╭─ Exercise materials
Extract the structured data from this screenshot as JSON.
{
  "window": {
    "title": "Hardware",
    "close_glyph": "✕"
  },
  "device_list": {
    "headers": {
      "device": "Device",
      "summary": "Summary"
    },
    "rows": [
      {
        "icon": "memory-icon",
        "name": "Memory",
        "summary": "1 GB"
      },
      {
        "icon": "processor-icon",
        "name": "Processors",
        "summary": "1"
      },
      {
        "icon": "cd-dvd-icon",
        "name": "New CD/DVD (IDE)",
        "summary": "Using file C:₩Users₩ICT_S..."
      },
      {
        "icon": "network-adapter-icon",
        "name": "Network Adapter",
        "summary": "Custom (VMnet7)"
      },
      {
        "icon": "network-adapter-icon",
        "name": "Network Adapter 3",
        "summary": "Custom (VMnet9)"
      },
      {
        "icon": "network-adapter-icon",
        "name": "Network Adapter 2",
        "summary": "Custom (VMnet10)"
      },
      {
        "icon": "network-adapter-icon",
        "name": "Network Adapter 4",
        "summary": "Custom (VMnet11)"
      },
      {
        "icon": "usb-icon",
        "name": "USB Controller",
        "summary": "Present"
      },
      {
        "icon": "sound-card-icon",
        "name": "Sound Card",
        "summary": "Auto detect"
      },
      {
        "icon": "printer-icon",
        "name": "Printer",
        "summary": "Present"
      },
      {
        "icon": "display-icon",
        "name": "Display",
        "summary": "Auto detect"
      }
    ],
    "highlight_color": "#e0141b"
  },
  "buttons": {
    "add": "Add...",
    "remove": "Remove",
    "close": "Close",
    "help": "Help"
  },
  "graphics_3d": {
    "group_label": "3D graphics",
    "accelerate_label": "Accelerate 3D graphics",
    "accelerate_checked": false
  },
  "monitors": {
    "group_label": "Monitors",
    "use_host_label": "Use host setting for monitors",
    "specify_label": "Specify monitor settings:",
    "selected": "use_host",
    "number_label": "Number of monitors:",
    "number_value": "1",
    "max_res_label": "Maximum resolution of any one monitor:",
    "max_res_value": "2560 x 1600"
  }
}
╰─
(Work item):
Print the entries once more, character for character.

(Expected answer):
Extract the structured data from this screenshot as JSON.
{
  "window": {
    "title": "Hardware",
    "close_glyph": "✕"
  },
  "device_list": {
    "headers": {
      "device": "Device",
      "summary": "Summary"
    },
    "rows": [
      {
        "icon": "memory-icon",
        "name": "Memory",
        "summary": "1 GB"
      },
      {
        "icon": "processor-icon",
        "name": "Processors",
        "summary": "1"
      },
      {
        "icon": "cd-dvd-icon",
        "name": "New CD/DVD (IDE)",
        "summary": "Using file C:₩Users₩ICT_S..."
      },
      {
        "icon": "network-adapter-icon",
        "name": "Network Adapter",
        "summary": "Custom (VMnet7)"
      },
      {
        "icon": "network-adapter-icon",
        "name": "Network Adapter 3",
        "summary": "Custom (VMnet9)"
      },
      {
        "icon": "network-adapter-icon",
        "name": "Network Adapter 2",
        "summary": "Custom (VMnet10)"
      },
      {
        "icon": "network-adapter-icon",
        "name": "Network Adapter 4",
        "summary": "Custom (VMnet11)"
      },
      {
        "icon": "usb-icon",
        "name": "USB Controller",
        "summary": "Present"
      },
      {
        "icon": "sound-card-icon",
        "name": "Sound Card",
        "summary": "Auto detect"
      },
      {
        "icon": "printer-icon",
        "name": "Printer",
        "summary": "Present"
      },
      {
        "icon": "display-icon",
        "name": "Display",
        "summary": "Auto detect"
      }
    ],
    "highlight_color": "#e0141b"
  },
  "buttons": {
    "add": "Add...",
    "remove": "Remove",
    "close": "Close",
    "help": "Help"
  },
  "graphics_3d": {
    "group_label": "3D graphics",
    "accelerate_label": "Accelerate 3D graphics",
    "accelerate_checked": false
  },
  "monitors": {
    "group_label": "Monitors",
    "use_host_label": "Use host setting for monitors",
    "specify_label": "Specify monitor settings:",
    "selected": "use_host",
    "number_label": "Number of monitors:",
    "number_value": "1",
    "max_res_label": "Maximum resolution of any one monitor:",
    "max_res_value": "2560 x 1600"
  }
}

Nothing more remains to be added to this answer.